How I Spend Every Spring Break

Well, it’s that time of year again…

*sigh*

*sigh*

Exactly one month after Purim, hamentaschen, and baked goods, the house needs to be scrubbed spotless for Passover. Because Judaism is full of hilarity.

In keeping with the theme of Jewish holidays, Passover celebrates the liberation of the Biblical Hebrews from generations of slavery in Ancient Egypt. The Hebrews were in Egypt primarily because of a pretty serious drought during the time of Joseph, and he was the Royal Vizier to the Pharaoh at the time (which meant he had connections) so he convinced his entire family to move to save themselves.
And things were pretty good, until along came another Pharaoh who “didn’t remember Joseph” (Biblical quote, too). He also seemed pretty unsettled by the sheer number of Hebrews that were currently taking up residence in his hometown, and decided to make them work for a living. And then work for no living.

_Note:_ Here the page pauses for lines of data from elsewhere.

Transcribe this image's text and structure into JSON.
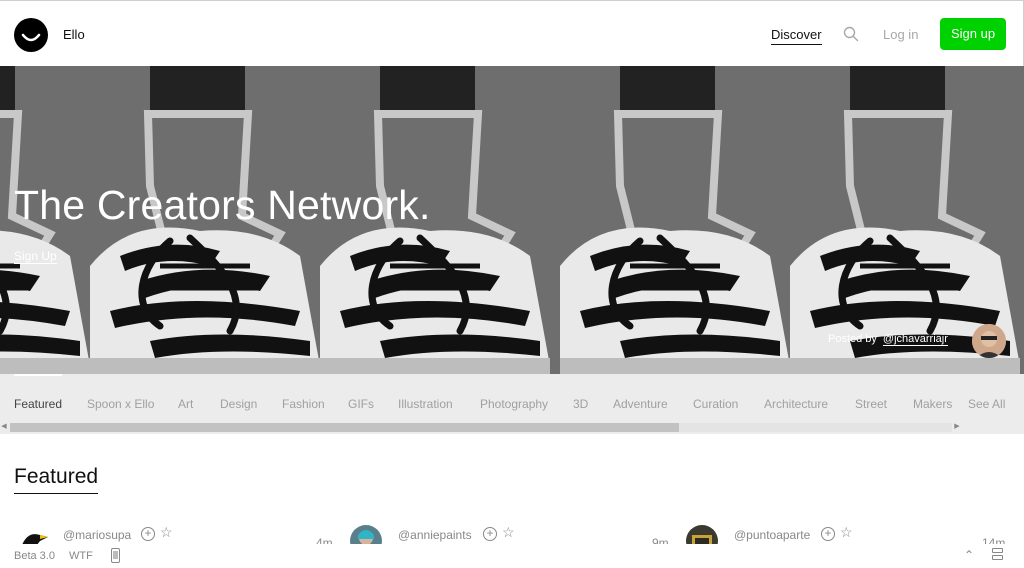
{
  "header": {
    "brand": "Ello",
    "discover": "Discover",
    "login": "Log in",
    "signup": "Sign up"
  },
  "hero": {
    "title": "The Creators Network.",
    "signup_link": "Sign Up",
    "posted_by_label": "Posted by",
    "posted_by_handle": "@jchavarriajr"
  },
  "categories": {
    "items": [
      "Featured",
      "Spoon x Ello",
      "Art",
      "Design",
      "Fashion",
      "GIFs",
      "Illustration",
      "Photography",
      "3D",
      "Adventure",
      "Curation",
      "Architecture",
      "Street",
      "Makers"
    ],
    "active": "Featured",
    "see_all": "See All",
    "scroll_position_fraction": 0.0,
    "scroll_visible_fraction": 0.71
  },
  "featured": {
    "title": "Featured",
    "posts": [
      {
        "username": "@mariosupa",
        "time": "4m"
      },
      {
        "username": "@anniepaints",
        "time": "9m"
      },
      {
        "username": "@puntoaparte",
        "time": "14m"
      }
    ]
  },
  "footer": {
    "version": "Beta 3.0",
    "wtf": "WTF"
  },
  "colors": {
    "accent_green": "#00d100",
    "hero_gray": "#6e6e6e",
    "category_bar": "#ececec"
  },
  "icons": [
    "logo-smile-icon",
    "search-icon",
    "follow-plus-icon",
    "star-icon",
    "phone-icon",
    "chevron-up-icon",
    "grid-toggle-icon"
  ]
}
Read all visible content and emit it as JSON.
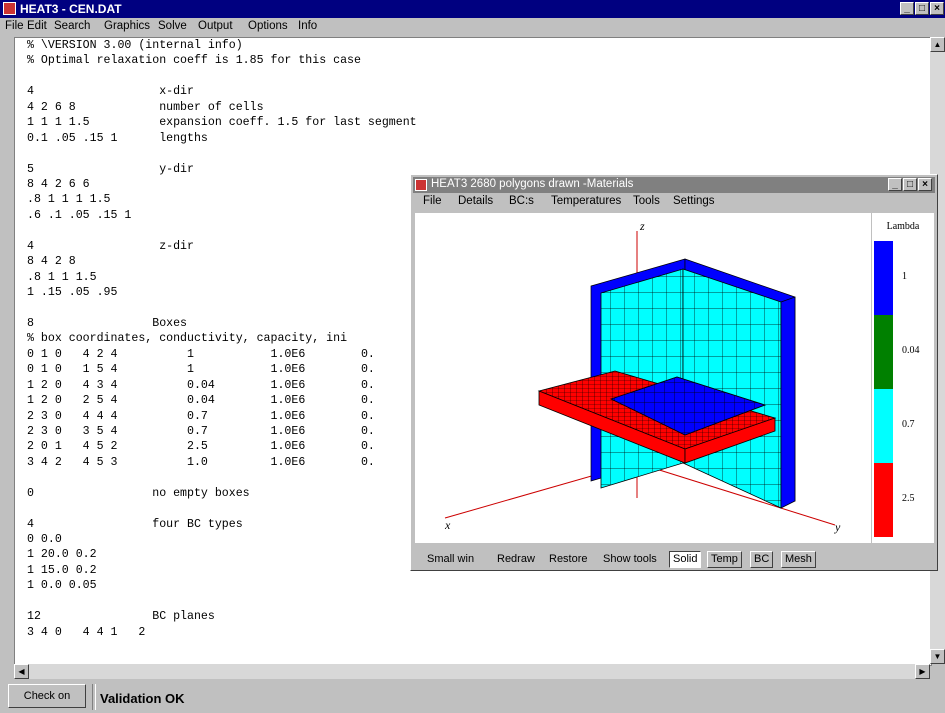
{
  "window": {
    "title": "HEAT3 - CEN.DAT"
  },
  "menu": [
    "File",
    "Edit",
    "Search",
    "Graphics",
    "Solve",
    "Output",
    "Options",
    "Info"
  ],
  "editor": {
    "lines": [
      "% \\VERSION 3.00 (internal info)",
      "% Optimal relaxation coeff is 1.85 for this case",
      "",
      "4                  x-dir",
      "4 2 6 8            number of cells",
      "1 1 1 1.5          expansion coeff. 1.5 for last segment",
      "0.1 .05 .15 1      lengths",
      "",
      "5                  y-dir",
      "8 4 2 6 6",
      ".8 1 1 1 1.5",
      ".6 .1 .05 .15 1",
      "",
      "4                  z-dir",
      "8 4 2 8",
      ".8 1 1 1.5",
      "1 .15 .05 .95",
      "",
      "8                 Boxes",
      "% box coordinates, conductivity, capacity, ini",
      "0 1 0   4 2 4          1           1.0E6        0.",
      "0 1 0   1 5 4          1           1.0E6        0.",
      "1 2 0   4 3 4          0.04        1.0E6        0.",
      "1 2 0   2 5 4          0.04        1.0E6        0.",
      "2 3 0   4 4 4          0.7         1.0E6        0.",
      "2 3 0   3 5 4          0.7         1.0E6        0.",
      "2 0 1   4 5 2          2.5         1.0E6        0.",
      "3 4 2   4 5 3          1.0         1.0E6        0.",
      "",
      "0                 no empty boxes",
      "",
      "4                 four BC types",
      "0 0.0",
      "1 20.0 0.2",
      "1 15.0 0.2",
      "1 0.0 0.05",
      "",
      "12                BC planes",
      "3 4 0   4 4 1   2"
    ]
  },
  "child": {
    "title": "HEAT3 2680 polygons drawn -Materials",
    "menu": [
      "File",
      "Details",
      "BC:s",
      "Temperatures",
      "Tools",
      "Settings"
    ],
    "axes": {
      "x": "x",
      "y": "y",
      "z": "z"
    },
    "legend": {
      "title": "Lambda",
      "items": [
        {
          "value": "1",
          "color": "#0000ff"
        },
        {
          "value": "0.04",
          "color": "#008000"
        },
        {
          "value": "0.7",
          "color": "#00ffff"
        },
        {
          "value": "2.5",
          "color": "#ff0000"
        }
      ]
    },
    "toolbar": {
      "small_win": "Small win",
      "redraw": "Redraw",
      "restore": "Restore",
      "show_tools": "Show tools",
      "solid": "Solid",
      "temp": "Temp",
      "bc": "BC",
      "mesh": "Mesh"
    }
  },
  "status": {
    "check_button": "Check on",
    "message": "Validation OK"
  }
}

Fast forward a couple of generations, and we meet Moses. Moses is alive because his mother put him in a basket down by the (Nile) river, and Pharaoh’s daughter happened to be playing in the reeds; she finds him and decides to adopt him, knowing exactly what he is. For the next few decades Moses is raised by the very people who make his peoples’ lives miserable, and he kind of loses it.

Moses runs away and finds himself; he also finds god in a burning bush that was not consumed. He comes back to Egypt a miracle worker and broken record. Essentially, this happens:

Moses: “Let my people go”
Pharaoh: “Nope”
God smites Egypt with a plague
Pharaoh: “Okay!”
God takes the plague away
Pharaoh: “Just kidding!”

Repeat 8x

On the tenth time:

God smites Egypt with the worst plague ever – Death of the Firstborn
Pharaoh: “GTFO and don’t come back!”
Moses and Hebrews: “We’re going, we’re going!”
God: Wow, I smoted them good.

About three days later Pharaoh comes to his senses (what?!) and gives chase to the Hebrews. Moses, having now gotten over his fear of public speaking, intervenes and asks for god’s help. The Red Sea splits and the Hebrews are saved; the Egyptians can’t do the backstroke very well and drown.

I don’t remember what specific event this date commemorates (thanks, Bestamama and Pa, for that super expensive Jewish education!). But I think it’s the date the Hebrews left Egypt.

In their haste to leave Egypt, the Hebrews didn’t have enough time to let their bread rise (which I find hard to believe. They weren’t working at all, and there were 10 plagues of increasing creepiness that they were immune to. Really, they had no idea what was coming?). So that’s why we eat matza.
Generations of rabbis added stringency upon stringency, to the point where Jews today cannot have anything from any kind of grain product – no bread, crackers, cheerios, pasta, cookies, whiskey, bourbon; anything fun, really.
But – not only can we not eat any of these items, we can’t own any of them either.

Hence, the cleaning. I’m completely sure that this is how the concept of Spring Cleaning originated.

Passover starts on Friday night, so this week is being devoted to cleaning, shopping, and cooking. Nooshkin is naturally very excited for all the things, especially the cleaning and shopping.

Putting nooshkin to work.

Putting nooshkin to work.

Stinky Face is coming for the entire holiday and will be sleeping on the couch, which everyone is super excited about (no, really). We have lots of fun stuff planned, most of which does not involve cleaning out the fridge and oven.

Which I really should get back to…